Metrics that are 'bias preserving' treat the status quo as a neutral starting point to measure inequality. In effect, these metrics take the acceptability of existing inequalities for granted. This is a problem if we want to use AI not simply to uphold the status quo, but to actively make society fairer by rectifying existing social, economic, and other inequalities. And it likewise clashes with the aims of non-discrimination law to achieve substantive equality. In contrast, ‘bias transforming’ metrics do not take the status quo for granted, but rather actively question what existing inequalities and biases are appropriate to teach a model or AI system.


To help achieve system-level transparency and fairness in practice, we recommend requiring organisations using AI to make important decisions in the context of criminal justice to (1) at a minimum, use bias transforming metrics to measure fairness and make fair decisions and (2) ideally, publish summary statistics based on our recommended bias transforming metric, Conditional Demographic Disparity. Doing so will ensure all parties involved in a case of potential discrimination or unfair automated decision-making can have access to a common set of statistical evidence, which can then be used to decide what is actually substantively ‘fair’ in their specific case.

Application and use of the recommended approaches

Google has acknowledged our work explicitly and implemented counterfactual explanations in two major products between 2018 and 2020 to help users understand the outputs of AI systems: Google Cloud, and the “What-If Tool” for TensorFlow. Other businesses that have implemented counterfactual explanations in their products include IBM, Accenture, Vodafone South Africa (in its “Just 4U” payment plans, and the drone insurance company Flock. In January 2021, Amazon released an AI accountability toolkit for “bias detection”: SageMaker Clarify. Amazon implemented our bias test CDD as one of the statistical measurements that allows testing of fairness in automated systems.


Our research describing how counterfactual explanations and CDD work is open and freely available for everyone. The methods are highly flexible and can be quickly adapted and implemented by any researchers and developers to work with a variety of systems and case types.


Mittelstadt, Brent, Chris Russell, and Sandra Wachter. "Explaining explanations in AI." Proceedings of the conference on fairness, accountability, and transparency. 2019.

Wachter, Sandra, Brent Mittelstadt, and Chris Russell. "Bias preservation in machine learning: the legality of fairness metrics under EU non-discrimination law." W. Va. L. Rev. 123 (2020): 735.

Wachter, Sandra, Brent Mittelstadt, and Chris Russell. "Counterfactual explanations without opening the black box: Automated decisions and the GDPR." Harv. JL & Tech. 31 (2017): 841.

Wachter, Sandra, Brent Mittelstadt, and Chris Russell. "Why fairness cannot be automated: Bridging the gap between EU non-discrimination law and AI." Computer Law & Security Review 41 (2021): 105567.

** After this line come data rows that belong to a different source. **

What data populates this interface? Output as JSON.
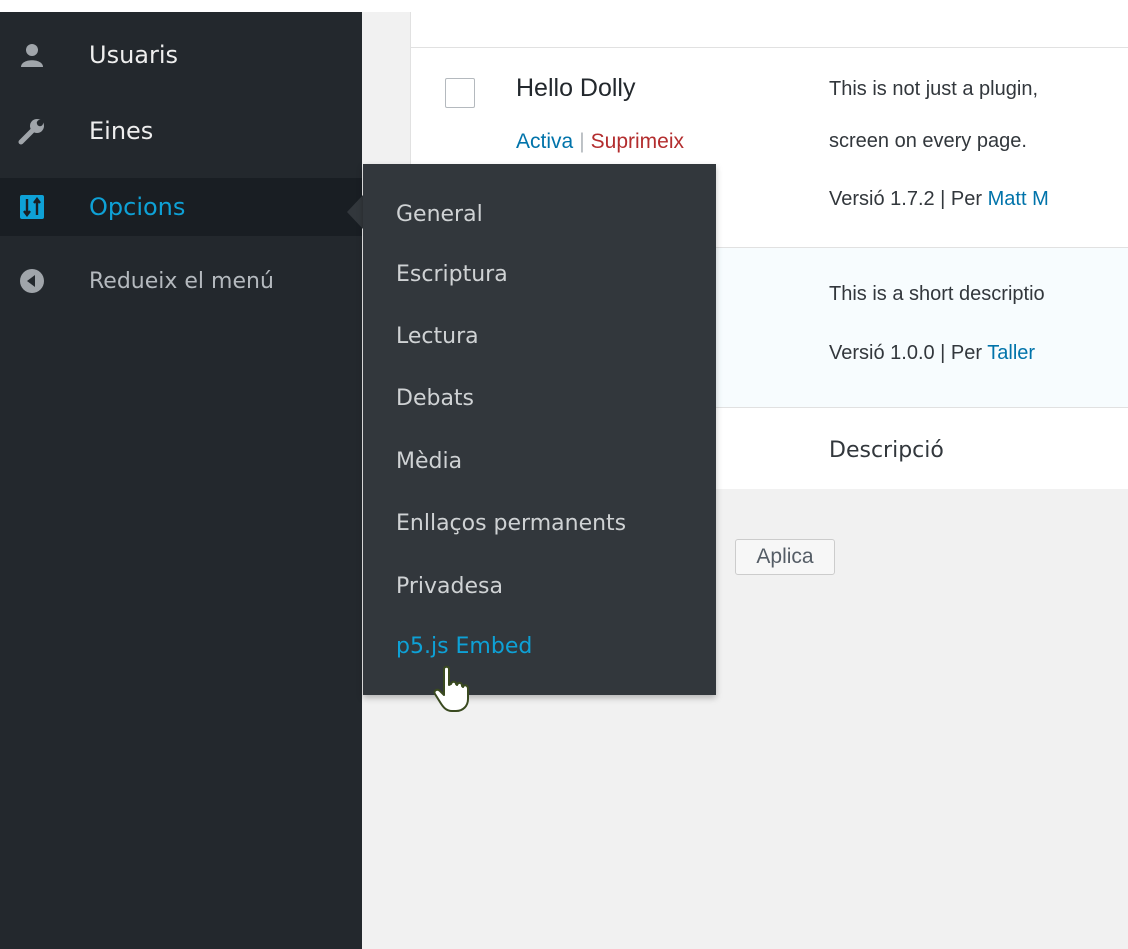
{
  "sidebar": {
    "items": [
      {
        "label": "Usuaris",
        "icon": "user-icon"
      },
      {
        "label": "Eines",
        "icon": "wrench-icon"
      },
      {
        "label": "Opcions",
        "icon": "settings-sliders-icon"
      },
      {
        "label": "Redueix el menú",
        "icon": "collapse-arrow-icon"
      }
    ]
  },
  "flyout": {
    "items": [
      {
        "label": "General"
      },
      {
        "label": "Escriptura"
      },
      {
        "label": "Lectura"
      },
      {
        "label": "Debats"
      },
      {
        "label": "Mèdia"
      },
      {
        "label": "Enllaços permanents"
      },
      {
        "label": "Privadesa"
      },
      {
        "label": "p5.js Embed"
      }
    ]
  },
  "plugins": {
    "row1": {
      "name": "Hello Dolly",
      "action_activate": "Activa",
      "action_separator": "|",
      "action_delete": "Suprimeix",
      "desc_line1": "This is not just a plugin,",
      "desc_line2": "screen on every page.",
      "meta_prefix": "Versió 1.7.2 | Per ",
      "meta_author": "Matt M"
    },
    "row2": {
      "desc_line1": "This is a short descriptio",
      "meta_prefix": "Versió 1.0.0 | Per ",
      "meta_author": "Taller"
    },
    "footer_column": "Descripció"
  },
  "bulk": {
    "apply_label": "Aplica"
  },
  "colors": {
    "sidebar_bg": "#23282d",
    "flyout_bg": "#32373c",
    "accent": "#0ea1d6",
    "link": "#0073aa",
    "delete": "#b32d2e"
  }
}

Miller, Tim. "Explanation in artificial intelligence: Insights from the social sciences." Artificial intelligence 267 (2019): 1-38.



5 January 2022